BEGIN

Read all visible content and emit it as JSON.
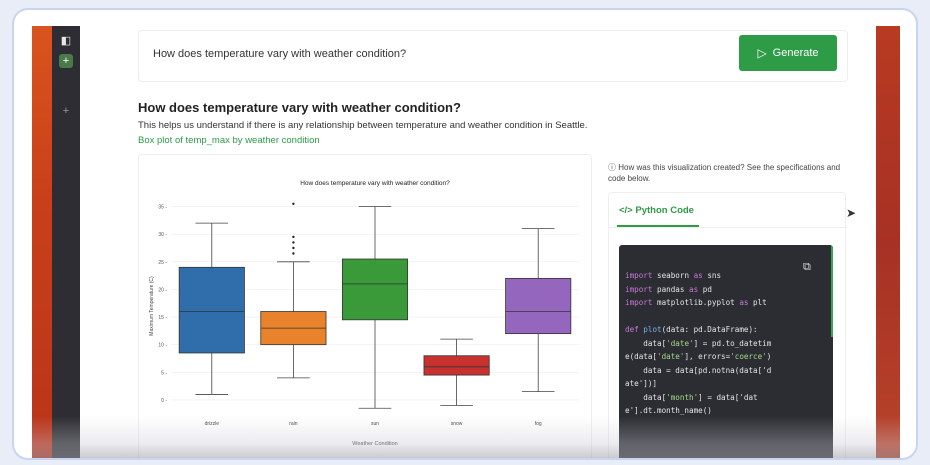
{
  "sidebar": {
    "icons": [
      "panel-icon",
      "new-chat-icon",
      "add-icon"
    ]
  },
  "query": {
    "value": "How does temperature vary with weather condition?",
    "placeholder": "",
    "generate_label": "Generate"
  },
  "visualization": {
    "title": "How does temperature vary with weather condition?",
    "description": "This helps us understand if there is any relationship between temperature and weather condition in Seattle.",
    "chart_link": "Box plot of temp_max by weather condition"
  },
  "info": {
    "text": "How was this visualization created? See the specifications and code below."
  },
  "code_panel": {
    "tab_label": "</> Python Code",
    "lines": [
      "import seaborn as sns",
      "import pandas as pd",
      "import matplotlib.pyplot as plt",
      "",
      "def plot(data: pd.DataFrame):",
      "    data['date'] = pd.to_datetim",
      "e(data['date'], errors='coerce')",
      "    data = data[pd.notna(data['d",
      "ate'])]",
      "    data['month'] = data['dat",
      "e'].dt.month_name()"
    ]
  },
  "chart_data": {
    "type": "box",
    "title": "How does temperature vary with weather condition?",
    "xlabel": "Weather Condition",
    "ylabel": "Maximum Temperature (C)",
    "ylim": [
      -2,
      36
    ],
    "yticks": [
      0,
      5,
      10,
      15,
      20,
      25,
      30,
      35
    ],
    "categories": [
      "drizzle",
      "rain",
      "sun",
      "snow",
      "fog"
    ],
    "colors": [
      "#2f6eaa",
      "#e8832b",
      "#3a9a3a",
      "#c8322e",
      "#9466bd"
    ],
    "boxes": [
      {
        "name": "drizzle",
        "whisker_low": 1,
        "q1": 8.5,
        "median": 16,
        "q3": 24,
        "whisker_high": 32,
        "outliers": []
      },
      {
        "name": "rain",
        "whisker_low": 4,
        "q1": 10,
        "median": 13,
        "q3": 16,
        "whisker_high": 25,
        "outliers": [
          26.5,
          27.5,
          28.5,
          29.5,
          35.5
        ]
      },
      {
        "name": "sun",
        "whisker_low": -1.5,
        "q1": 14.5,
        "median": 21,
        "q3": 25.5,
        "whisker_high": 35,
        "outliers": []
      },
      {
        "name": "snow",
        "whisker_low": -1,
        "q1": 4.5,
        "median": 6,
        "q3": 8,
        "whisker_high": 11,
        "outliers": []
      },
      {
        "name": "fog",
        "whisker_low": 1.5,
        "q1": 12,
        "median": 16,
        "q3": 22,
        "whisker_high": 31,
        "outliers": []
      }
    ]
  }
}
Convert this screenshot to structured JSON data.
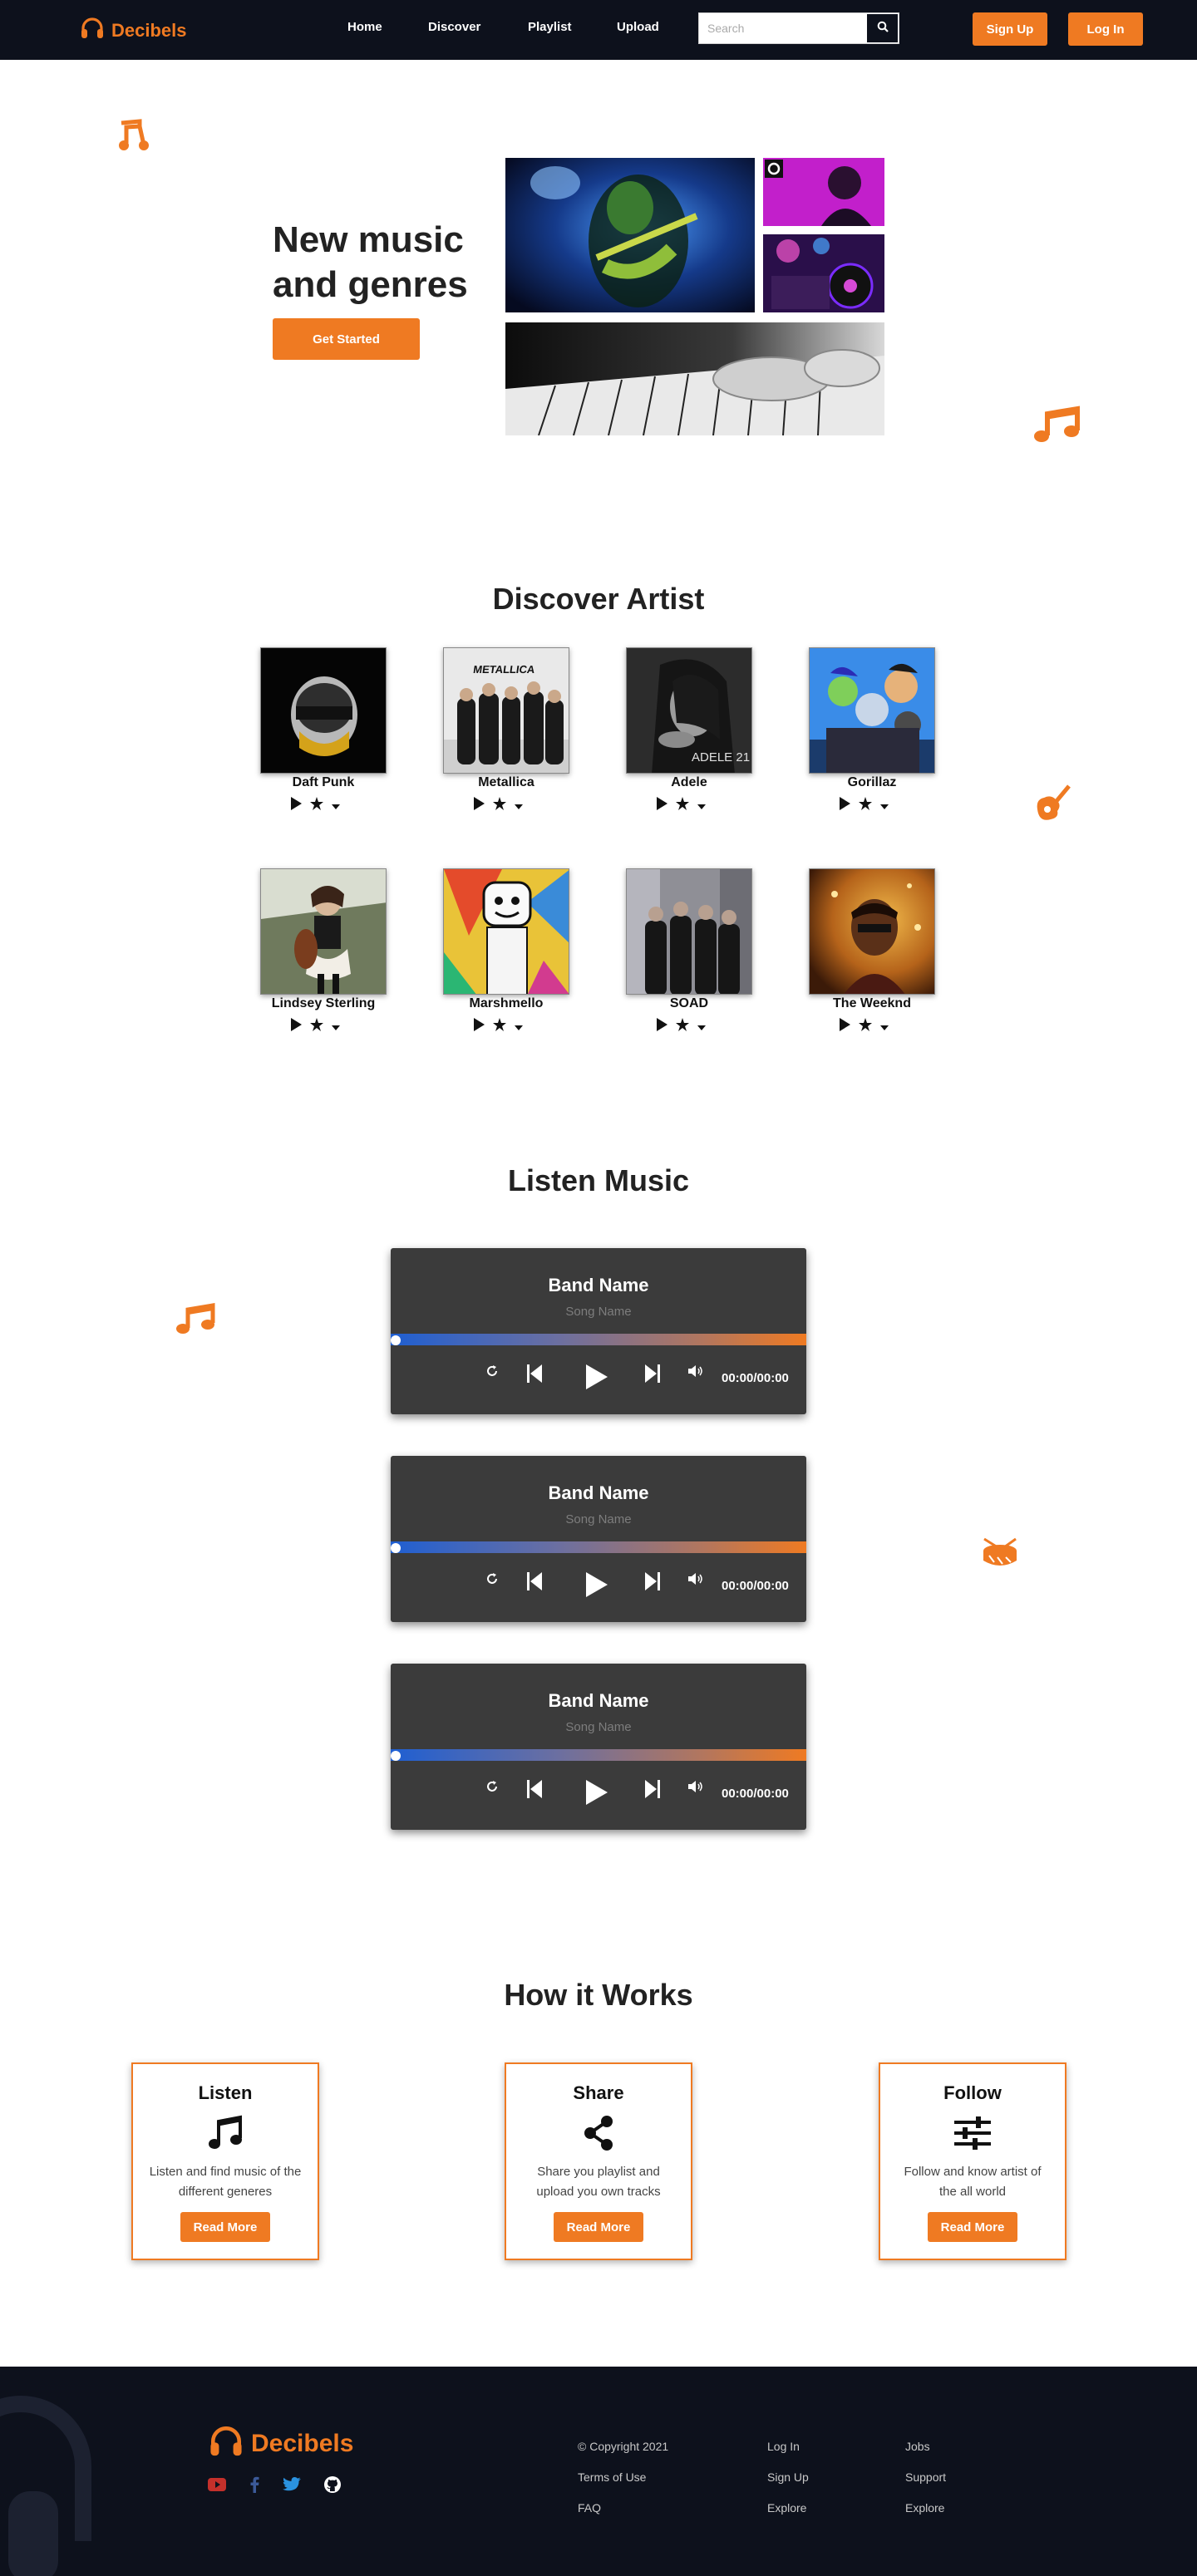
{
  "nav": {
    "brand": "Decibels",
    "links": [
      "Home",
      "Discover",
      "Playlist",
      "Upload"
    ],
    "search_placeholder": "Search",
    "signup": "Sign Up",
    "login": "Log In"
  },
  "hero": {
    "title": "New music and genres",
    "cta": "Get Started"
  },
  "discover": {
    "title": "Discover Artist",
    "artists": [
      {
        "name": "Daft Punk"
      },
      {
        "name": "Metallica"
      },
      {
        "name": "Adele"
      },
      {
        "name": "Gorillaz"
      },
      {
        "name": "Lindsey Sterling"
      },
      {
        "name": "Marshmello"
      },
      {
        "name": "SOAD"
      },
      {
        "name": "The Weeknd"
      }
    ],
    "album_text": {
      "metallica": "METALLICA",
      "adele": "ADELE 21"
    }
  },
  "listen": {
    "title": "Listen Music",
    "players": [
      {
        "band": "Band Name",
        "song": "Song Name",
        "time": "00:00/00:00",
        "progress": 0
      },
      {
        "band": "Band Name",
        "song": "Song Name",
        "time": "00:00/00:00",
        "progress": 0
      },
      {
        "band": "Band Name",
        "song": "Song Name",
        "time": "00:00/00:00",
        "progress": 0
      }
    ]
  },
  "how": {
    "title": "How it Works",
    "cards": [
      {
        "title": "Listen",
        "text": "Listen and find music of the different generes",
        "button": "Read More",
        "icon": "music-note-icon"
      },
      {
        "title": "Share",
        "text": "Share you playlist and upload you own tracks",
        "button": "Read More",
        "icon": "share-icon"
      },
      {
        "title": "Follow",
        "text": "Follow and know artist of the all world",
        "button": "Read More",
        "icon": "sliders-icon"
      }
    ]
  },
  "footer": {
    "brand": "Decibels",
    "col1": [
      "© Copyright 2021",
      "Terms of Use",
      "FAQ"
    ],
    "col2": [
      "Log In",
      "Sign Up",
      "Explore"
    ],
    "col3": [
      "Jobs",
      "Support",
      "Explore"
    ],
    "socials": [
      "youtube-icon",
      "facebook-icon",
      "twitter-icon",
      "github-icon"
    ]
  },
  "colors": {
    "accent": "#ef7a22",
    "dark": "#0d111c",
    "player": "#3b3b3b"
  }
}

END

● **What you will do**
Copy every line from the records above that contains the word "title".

● **Solved problem**
    "title": "How does temperature vary with weather condition?",
    "title": "How does temperature vary with weather condition?",
    "title": "New music and genres",
    "title": "Discover Artist",
    "title": "Listen Music",
    "title": "How it Works",
        "title": "Listen",
        "title": "Share",
        "title": "Follow",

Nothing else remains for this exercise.